I recently read an article in the anthology Food Nations by Tracey Deutsch entitled “Untangling Alliances: Social Tensions surrounding Independent Grocery Stores and the Rise of Mass Retailing.” In it, Deutsch makes the argument that chain stores supplanting and taking over small, family owned groceries had as much to do with the tension-fraught relationships between those small grocers and their customers as the lower prices the chain stores were able to offer.
To summarize, here’s how grocery shopping at one of these small grocers usually worked: These stores operated on a “service model” where some items would be displayed, but you would talk to a clerk to get what you wanted. You told him (and it was always a him) what you (and you were more often than not a woman) wanted to buy, and he would go into the back and retrieve some for you. No prices were displayed, instead when he brought out the products, you would examine the quality and haggle over a price. This would be repeated for every item you wanted to buy. Virtually all of your grocery shopping would be done at the same grocer or at a neighborhood butcher for meat. This model made for exhausting shopping trips, as it forced you to argue over every small item you wanted to buy–whether that produce was really the best quality the grocer had, whether the prices were fair, what brand of product you should be purchasing, etc., but that’s only the beginning. Since all of your grocery shopping is done at the same place and goes through a personal action with the same person (or a limited group of people), that person learns a lot about your private life, whether you want him to or not. He knows what you’re feeding your family every night, he knows what you’re feeding the in-laws when they come over, and he knows what you’re taking to the church potluck. On top of these personal tensions, you have larger societal tensions based around gender and ethnicity adding weight to these interactions. In a large multi-ethnic city like Chicago, you would be under considerable pressure from your ethnic community to keep your money within the community, while being under pressure from society to keep the cost of living down by paying the lowest price possible, while dealing with the condescension and frustration of the grocer for being a “difficult” customer. In this environment, it should be no surprise that chain stores, which empowered customers to make their own decisions about what product to buy, removed haggling, removed personal interactions, and weren’t picky about what ethnicities they hired were embraced with relief by shoppers, to the point where the small grocers either had to band together and adopt the chain store model (as occurred with IGA) or die out.

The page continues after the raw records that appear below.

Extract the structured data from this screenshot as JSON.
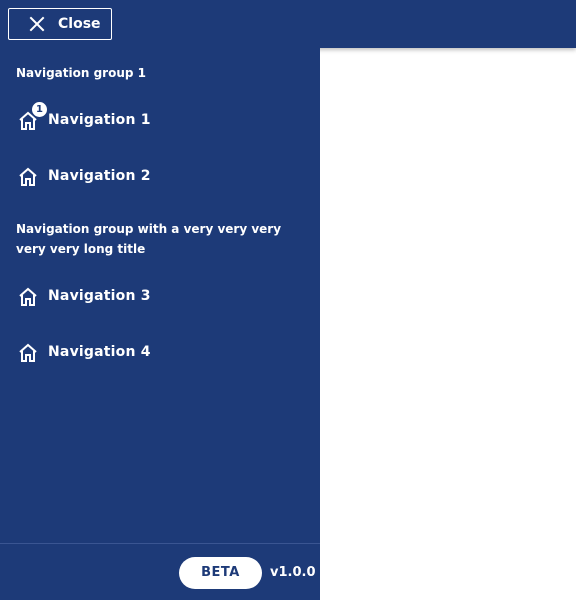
{
  "topbar": {
    "close_label": "Close",
    "close_icon": "close-icon"
  },
  "sidebar": {
    "groups": [
      {
        "title": "Navigation group 1",
        "items": [
          {
            "label": "Navigation 1",
            "icon": "home-icon",
            "badge": "1"
          },
          {
            "label": "Navigation 2",
            "icon": "home-icon"
          }
        ]
      },
      {
        "title": "Navigation group with a very very very very very long title",
        "items": [
          {
            "label": "Navigation 3",
            "icon": "home-icon"
          },
          {
            "label": "Navigation 4",
            "icon": "home-icon"
          }
        ]
      }
    ],
    "footer": {
      "badge_label": "BETA",
      "version": "v1.0.0"
    }
  },
  "colors": {
    "primary": "#1d3a78",
    "on_primary": "#ffffff",
    "background": "#ffffff"
  }
}
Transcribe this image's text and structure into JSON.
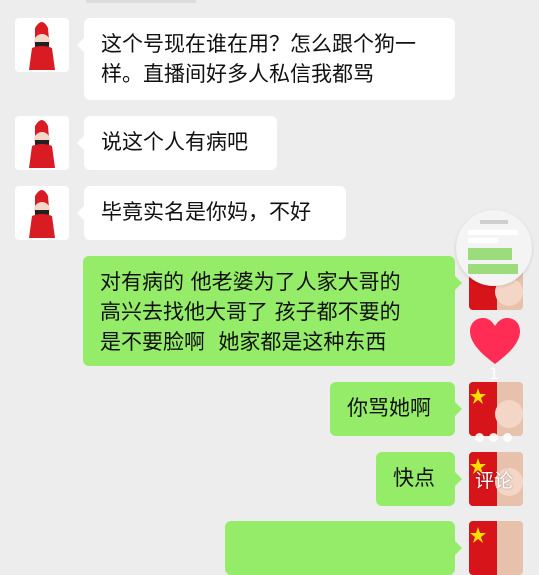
{
  "messages": [
    {
      "side": "in",
      "text": "这个号现在谁在用？怎么跟个狗一\n样。直播间好多人私信我都骂"
    },
    {
      "side": "in",
      "text": "说这个人有病吧"
    },
    {
      "side": "in",
      "text": "毕竟实名是你妈，不好"
    },
    {
      "side": "out",
      "text": "对有病的 他老婆为了人家大哥的\n高兴去找他大哥了 孩子都不要的\n是不要脸啊  她家都是这种东西"
    },
    {
      "side": "out",
      "text": "你骂她啊"
    },
    {
      "side": "out",
      "text": "快点"
    }
  ],
  "overlay": {
    "like_count": "1",
    "comment_label": "评论"
  },
  "colors": {
    "background": "#ededed",
    "incoming_bubble": "#ffffff",
    "outgoing_bubble": "#95ec69",
    "heart": "#ff2d55"
  }
}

So what does this have to do with Recettear? Well, the item shop you run illustrates these concepts pretty well. Your business partner, Tear, starts out by advising you to haggle over every product to get the highest sale price possible. Following this advice is how most people lose their first playthrough of the game, because it’s almost impossible to make enough money to pay off your debt this way. While you might get a better percentage on individual sales, it will take longer for customers to start making special orders or selling items to you, and they won’t bring as much money to your store to spend. In order to build up your shopkeeper level and get your customers to increase their shopping budgets, you have to avoid haggling with them by making them an offer they won’t feel the need to haggle over. In essence, you have to minimize or avoid the sort of tensions that Deutsch discusses in order to be a successful shopkeeper. In fact, once you’ve established yourself and have a loyal customer base, often the best way to make money is to put out some vending machines stocked with products and set prices, putting you in the chain store model of allowing your customers to pick their own goods, pay, and depart with a minimum of fuss or personal interaction. Recettear thus models why small scale grocers had to adopt the chain store model or go out of business.